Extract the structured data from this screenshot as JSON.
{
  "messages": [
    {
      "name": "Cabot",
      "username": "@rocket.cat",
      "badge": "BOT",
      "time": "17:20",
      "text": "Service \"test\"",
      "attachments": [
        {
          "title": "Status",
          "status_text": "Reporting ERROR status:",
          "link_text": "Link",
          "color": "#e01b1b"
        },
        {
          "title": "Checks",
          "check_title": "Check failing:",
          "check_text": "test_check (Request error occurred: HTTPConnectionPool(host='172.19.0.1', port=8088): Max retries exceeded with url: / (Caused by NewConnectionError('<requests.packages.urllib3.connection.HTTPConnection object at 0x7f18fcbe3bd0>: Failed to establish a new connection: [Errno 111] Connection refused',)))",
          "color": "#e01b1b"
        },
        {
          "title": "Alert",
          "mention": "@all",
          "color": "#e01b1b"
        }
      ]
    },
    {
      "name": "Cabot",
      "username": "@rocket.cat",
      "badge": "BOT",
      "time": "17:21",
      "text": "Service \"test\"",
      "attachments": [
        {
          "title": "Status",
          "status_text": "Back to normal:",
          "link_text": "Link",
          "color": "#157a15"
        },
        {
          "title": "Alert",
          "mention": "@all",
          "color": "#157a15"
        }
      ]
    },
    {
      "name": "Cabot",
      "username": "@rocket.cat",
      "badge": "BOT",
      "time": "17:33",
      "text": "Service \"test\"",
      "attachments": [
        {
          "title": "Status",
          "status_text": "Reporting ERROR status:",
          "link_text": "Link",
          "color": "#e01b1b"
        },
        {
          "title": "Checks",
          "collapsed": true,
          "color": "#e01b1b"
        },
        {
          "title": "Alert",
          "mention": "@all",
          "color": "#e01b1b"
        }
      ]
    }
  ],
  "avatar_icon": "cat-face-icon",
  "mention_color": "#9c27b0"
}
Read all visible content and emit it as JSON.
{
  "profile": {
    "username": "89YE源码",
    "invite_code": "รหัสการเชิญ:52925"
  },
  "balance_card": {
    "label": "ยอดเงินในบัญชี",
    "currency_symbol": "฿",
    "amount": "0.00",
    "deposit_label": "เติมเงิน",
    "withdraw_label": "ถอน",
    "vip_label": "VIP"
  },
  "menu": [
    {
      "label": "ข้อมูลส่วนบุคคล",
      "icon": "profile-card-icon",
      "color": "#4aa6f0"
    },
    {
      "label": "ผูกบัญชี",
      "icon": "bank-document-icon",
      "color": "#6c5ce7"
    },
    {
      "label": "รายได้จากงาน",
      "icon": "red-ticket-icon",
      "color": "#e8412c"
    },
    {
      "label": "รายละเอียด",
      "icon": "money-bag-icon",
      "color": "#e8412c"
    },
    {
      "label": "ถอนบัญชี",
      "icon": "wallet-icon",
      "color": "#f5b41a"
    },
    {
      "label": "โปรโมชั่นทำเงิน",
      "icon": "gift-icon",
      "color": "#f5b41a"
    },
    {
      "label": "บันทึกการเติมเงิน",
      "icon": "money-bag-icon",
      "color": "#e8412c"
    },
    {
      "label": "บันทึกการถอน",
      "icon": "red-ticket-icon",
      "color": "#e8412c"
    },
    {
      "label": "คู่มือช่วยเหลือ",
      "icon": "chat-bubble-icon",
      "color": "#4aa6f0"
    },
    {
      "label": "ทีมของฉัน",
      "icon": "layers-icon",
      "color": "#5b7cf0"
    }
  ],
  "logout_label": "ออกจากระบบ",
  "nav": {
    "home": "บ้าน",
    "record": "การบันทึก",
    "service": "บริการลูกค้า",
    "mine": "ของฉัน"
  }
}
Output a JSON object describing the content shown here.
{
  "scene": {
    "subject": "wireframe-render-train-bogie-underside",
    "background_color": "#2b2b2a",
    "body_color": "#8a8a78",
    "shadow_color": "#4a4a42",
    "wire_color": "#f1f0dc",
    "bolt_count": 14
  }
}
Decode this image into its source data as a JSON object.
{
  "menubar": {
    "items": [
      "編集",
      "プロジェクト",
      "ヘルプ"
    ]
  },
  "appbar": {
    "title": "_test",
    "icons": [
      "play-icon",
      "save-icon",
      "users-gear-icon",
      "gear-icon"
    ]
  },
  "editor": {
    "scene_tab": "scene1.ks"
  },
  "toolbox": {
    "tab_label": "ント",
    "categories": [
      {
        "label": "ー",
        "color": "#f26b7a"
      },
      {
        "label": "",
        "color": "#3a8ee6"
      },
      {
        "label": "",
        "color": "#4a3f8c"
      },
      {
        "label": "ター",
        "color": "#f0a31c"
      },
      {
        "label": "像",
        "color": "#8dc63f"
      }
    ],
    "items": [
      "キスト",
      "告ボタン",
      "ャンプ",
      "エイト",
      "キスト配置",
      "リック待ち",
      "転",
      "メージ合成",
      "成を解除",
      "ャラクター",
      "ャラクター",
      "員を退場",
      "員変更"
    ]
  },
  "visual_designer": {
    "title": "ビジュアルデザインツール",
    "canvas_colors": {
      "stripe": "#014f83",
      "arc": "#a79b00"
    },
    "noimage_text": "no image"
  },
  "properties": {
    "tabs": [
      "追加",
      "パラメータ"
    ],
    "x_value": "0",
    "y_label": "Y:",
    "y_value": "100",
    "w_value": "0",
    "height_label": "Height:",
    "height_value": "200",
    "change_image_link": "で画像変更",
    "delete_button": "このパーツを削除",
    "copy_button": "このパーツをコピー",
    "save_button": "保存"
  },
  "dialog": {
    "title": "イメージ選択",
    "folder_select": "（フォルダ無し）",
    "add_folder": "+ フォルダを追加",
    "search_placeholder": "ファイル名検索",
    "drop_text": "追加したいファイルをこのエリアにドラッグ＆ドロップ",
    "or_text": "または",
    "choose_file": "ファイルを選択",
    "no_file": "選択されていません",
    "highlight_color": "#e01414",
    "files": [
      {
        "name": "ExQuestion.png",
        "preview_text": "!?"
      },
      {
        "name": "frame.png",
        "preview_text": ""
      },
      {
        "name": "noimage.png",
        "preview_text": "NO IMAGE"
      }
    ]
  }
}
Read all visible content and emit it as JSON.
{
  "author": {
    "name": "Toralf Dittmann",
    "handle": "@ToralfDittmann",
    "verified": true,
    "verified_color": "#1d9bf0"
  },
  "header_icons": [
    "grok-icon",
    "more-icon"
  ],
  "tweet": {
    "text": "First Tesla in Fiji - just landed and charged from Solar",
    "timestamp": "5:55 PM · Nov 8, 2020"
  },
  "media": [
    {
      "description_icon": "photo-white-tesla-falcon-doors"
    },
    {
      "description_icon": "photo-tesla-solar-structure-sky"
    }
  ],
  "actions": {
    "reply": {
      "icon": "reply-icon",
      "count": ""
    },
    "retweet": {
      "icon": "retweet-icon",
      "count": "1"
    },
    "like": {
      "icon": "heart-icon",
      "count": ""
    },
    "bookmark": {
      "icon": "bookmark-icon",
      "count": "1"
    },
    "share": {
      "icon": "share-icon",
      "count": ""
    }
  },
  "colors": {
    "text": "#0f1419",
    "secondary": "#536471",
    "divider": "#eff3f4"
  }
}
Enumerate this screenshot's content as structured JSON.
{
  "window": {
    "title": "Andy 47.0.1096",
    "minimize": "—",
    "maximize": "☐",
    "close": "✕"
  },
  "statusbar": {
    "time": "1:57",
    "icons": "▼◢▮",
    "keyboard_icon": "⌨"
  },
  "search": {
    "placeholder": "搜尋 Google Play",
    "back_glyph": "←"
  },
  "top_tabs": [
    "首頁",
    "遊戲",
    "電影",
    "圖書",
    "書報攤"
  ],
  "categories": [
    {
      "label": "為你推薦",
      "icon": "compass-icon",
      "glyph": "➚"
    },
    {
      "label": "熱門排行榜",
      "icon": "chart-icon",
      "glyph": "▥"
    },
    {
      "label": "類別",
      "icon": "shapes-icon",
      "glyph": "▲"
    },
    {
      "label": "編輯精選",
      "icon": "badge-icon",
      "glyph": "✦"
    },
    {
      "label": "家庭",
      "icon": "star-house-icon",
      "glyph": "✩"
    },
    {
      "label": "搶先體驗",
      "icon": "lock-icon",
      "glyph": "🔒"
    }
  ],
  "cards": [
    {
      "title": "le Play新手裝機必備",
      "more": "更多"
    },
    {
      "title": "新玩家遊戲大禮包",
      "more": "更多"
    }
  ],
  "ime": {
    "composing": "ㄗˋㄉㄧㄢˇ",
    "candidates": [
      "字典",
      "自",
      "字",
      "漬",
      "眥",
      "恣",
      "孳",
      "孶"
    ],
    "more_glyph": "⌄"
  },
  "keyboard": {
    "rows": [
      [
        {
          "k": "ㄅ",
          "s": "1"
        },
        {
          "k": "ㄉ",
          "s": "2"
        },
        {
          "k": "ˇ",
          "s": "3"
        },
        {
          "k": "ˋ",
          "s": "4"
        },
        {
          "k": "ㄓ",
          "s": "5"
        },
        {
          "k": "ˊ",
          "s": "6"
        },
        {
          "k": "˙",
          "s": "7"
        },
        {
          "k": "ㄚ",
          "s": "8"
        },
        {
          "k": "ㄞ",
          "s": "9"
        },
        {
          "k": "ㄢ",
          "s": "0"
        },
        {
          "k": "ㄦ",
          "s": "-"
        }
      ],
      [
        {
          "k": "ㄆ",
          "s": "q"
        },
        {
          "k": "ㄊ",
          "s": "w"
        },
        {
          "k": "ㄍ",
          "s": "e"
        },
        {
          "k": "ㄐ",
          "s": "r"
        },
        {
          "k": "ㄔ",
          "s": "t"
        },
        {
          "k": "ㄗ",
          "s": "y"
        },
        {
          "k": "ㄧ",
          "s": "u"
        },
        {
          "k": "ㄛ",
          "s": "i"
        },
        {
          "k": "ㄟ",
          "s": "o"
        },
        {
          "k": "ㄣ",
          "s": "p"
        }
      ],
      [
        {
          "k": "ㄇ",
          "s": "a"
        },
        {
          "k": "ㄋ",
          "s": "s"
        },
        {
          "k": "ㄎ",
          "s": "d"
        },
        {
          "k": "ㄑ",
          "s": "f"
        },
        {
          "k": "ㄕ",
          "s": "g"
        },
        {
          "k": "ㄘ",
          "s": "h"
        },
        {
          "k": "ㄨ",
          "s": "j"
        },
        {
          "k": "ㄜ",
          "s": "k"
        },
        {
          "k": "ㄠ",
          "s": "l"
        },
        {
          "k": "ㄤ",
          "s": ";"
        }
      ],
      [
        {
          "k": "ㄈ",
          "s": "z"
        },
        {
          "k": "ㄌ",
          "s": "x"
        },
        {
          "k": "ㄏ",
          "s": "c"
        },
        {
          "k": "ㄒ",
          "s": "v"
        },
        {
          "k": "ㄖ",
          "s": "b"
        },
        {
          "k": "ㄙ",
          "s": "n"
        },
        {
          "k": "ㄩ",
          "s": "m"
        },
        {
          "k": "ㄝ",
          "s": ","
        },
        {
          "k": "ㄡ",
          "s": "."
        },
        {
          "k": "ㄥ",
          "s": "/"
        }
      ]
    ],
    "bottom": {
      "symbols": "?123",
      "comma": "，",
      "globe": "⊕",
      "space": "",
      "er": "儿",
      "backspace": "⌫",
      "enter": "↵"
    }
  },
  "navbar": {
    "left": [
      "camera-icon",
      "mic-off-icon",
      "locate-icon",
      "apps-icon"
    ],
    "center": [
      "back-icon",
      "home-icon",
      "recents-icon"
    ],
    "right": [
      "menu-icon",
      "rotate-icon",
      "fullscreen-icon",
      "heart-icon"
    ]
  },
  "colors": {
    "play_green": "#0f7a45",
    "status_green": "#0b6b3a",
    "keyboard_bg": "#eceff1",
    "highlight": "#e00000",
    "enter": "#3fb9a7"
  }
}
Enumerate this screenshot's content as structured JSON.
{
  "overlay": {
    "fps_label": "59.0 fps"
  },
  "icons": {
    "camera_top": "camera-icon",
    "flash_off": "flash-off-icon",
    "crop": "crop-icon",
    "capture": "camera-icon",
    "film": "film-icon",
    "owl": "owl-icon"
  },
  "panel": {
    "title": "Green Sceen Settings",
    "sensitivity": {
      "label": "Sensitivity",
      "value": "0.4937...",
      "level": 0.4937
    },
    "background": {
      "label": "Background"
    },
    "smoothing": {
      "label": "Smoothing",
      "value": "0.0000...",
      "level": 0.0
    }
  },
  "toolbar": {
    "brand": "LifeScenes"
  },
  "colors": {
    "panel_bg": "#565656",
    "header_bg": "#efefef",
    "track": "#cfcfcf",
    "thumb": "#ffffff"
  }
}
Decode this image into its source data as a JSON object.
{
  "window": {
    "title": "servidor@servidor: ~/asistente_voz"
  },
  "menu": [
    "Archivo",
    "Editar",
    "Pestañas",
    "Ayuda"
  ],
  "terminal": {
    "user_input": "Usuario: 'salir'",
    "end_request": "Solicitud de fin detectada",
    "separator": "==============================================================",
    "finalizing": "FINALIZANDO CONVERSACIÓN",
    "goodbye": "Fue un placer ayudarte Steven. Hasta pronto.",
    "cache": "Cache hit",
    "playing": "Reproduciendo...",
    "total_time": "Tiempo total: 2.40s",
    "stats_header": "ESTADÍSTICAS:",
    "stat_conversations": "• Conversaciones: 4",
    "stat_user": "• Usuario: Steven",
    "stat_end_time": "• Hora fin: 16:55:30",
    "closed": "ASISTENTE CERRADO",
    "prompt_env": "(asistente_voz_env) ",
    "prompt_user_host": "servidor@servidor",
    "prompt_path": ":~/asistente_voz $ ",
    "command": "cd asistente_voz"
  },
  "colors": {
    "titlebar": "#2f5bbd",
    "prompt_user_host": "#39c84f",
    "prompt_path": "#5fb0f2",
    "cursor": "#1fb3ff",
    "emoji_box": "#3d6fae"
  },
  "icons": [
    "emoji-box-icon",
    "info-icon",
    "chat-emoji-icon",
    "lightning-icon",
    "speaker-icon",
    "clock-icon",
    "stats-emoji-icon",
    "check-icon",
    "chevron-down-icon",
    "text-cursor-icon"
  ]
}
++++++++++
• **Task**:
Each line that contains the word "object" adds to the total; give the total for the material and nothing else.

• **The answer**:
4